**Web page and app entries:**
· · · · · · ·

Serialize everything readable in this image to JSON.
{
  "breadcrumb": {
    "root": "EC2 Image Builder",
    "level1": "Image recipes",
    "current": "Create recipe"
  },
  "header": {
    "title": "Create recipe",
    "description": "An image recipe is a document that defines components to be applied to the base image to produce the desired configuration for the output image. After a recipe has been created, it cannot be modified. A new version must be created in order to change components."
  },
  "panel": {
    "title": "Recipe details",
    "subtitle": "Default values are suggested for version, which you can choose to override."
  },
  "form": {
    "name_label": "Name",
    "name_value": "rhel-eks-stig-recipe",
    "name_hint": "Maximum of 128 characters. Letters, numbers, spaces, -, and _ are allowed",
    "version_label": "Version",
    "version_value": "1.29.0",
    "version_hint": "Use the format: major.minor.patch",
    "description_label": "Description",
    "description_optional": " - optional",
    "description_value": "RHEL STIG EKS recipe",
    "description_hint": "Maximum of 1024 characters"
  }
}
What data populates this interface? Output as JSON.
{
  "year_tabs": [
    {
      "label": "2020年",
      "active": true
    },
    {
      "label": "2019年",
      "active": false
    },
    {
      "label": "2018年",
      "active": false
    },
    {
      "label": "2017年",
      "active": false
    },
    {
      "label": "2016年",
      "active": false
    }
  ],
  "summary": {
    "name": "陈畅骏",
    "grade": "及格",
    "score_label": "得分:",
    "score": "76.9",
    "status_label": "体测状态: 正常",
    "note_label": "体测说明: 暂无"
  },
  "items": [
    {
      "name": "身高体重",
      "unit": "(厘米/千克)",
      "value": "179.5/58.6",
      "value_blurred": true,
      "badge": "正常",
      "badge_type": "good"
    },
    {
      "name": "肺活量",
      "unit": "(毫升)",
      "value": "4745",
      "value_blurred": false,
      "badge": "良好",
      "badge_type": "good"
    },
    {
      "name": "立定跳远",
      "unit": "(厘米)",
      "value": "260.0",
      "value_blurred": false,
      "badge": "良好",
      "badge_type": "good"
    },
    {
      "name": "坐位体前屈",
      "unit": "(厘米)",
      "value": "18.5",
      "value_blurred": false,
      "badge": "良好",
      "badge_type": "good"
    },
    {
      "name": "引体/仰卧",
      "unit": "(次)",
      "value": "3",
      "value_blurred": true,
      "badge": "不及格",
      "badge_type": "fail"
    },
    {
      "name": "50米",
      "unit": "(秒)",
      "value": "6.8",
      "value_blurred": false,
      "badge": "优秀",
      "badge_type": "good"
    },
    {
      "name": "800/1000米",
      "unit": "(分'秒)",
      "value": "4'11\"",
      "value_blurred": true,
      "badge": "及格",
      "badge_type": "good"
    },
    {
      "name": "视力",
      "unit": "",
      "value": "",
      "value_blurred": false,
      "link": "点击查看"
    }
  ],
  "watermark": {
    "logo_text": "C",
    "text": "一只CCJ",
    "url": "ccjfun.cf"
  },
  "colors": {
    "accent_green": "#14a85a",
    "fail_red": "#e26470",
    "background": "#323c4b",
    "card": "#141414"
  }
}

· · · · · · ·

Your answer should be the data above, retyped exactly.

**Solved problem:**
Serialize everything readable in this image to JSON.
{
  "breadcrumb": {
    "root": "EC2 Image Builder",
    "level1": "Image recipes",
    "current": "Create recipe"
  },
  "header": {
    "title": "Create recipe",
    "description": "An image recipe is a document that defines components to be applied to the base image to produce the desired configuration for the output image. After a recipe has been created, it cannot be modified. A new version must be created in order to change components."
  },
  "panel": {
    "title": "Recipe details",
    "subtitle": "Default values are suggested for version, which you can choose to override."
  },
  "form": {
    "name_label": "Name",
    "name_value": "rhel-eks-stig-recipe",
    "name_hint": "Maximum of 128 characters. Letters, numbers, spaces, -, and _ are allowed",
    "version_label": "Version",
    "version_value": "1.29.0",
    "version_hint": "Use the format: major.minor.patch",
    "description_label": "Description",
    "description_optional": " - optional",
    "description_value": "RHEL STIG EKS recipe",
    "description_hint": "Maximum of 1024 characters"
  }
}
What data populates this interface? Output as JSON.
{
  "year_tabs": [
    {
      "label": "2020年",
      "active": true
    },
    {
      "label": "2019年",
      "active": false
    },
    {
      "label": "2018年",
      "active": false
    },
    {
      "label": "2017年",
      "active": false
    },
    {
      "label": "2016年",
      "active": false
    }
  ],
  "summary": {
    "name": "陈畅骏",
    "grade": "及格",
    "score_label": "得分:",
    "score": "76.9",
    "status_label": "体测状态: 正常",
    "note_label": "体测说明: 暂无"
  },
  "items": [
    {
      "name": "身高体重",
      "unit": "(厘米/千克)",
      "value": "179.5/58.6",
      "value_blurred": true,
      "badge": "正常",
      "badge_type": "good"
    },
    {
      "name": "肺活量",
      "unit": "(毫升)",
      "value": "4745",
      "value_blurred": false,
      "badge": "良好",
      "badge_type": "good"
    },
    {
      "name": "立定跳远",
      "unit": "(厘米)",
      "value": "260.0",
      "value_blurred": false,
      "badge": "良好",
      "badge_type": "good"
    },
    {
      "name": "坐位体前屈",
      "unit": "(厘米)",
      "value": "18.5",
      "value_blurred": false,
      "badge": "良好",
      "badge_type": "good"
    },
    {
      "name": "引体/仰卧",
      "unit": "(次)",
      "value": "3",
      "value_blurred": true,
      "badge": "不及格",
      "badge_type": "fail"
    },
    {
      "name": "50米",
      "unit": "(秒)",
      "value": "6.8",
      "value_blurred": false,
      "badge": "优秀",
      "badge_type": "good"
    },
    {
      "name": "800/1000米",
      "unit": "(分'秒)",
      "value": "4'11\"",
      "value_blurred": true,
      "badge": "及格",
      "badge_type": "good"
    },
    {
      "name": "视力",
      "unit": "",
      "value": "",
      "value_blurred": false,
      "link": "点击查看"
    }
  ],
  "watermark": {
    "logo_text": "C",
    "text": "一只CCJ",
    "url": "ccjfun.cf"
  },
  "colors": {
    "accent_green": "#14a85a",
    "fail_red": "#e26470",
    "background": "#323c4b",
    "card": "#141414"
  }
}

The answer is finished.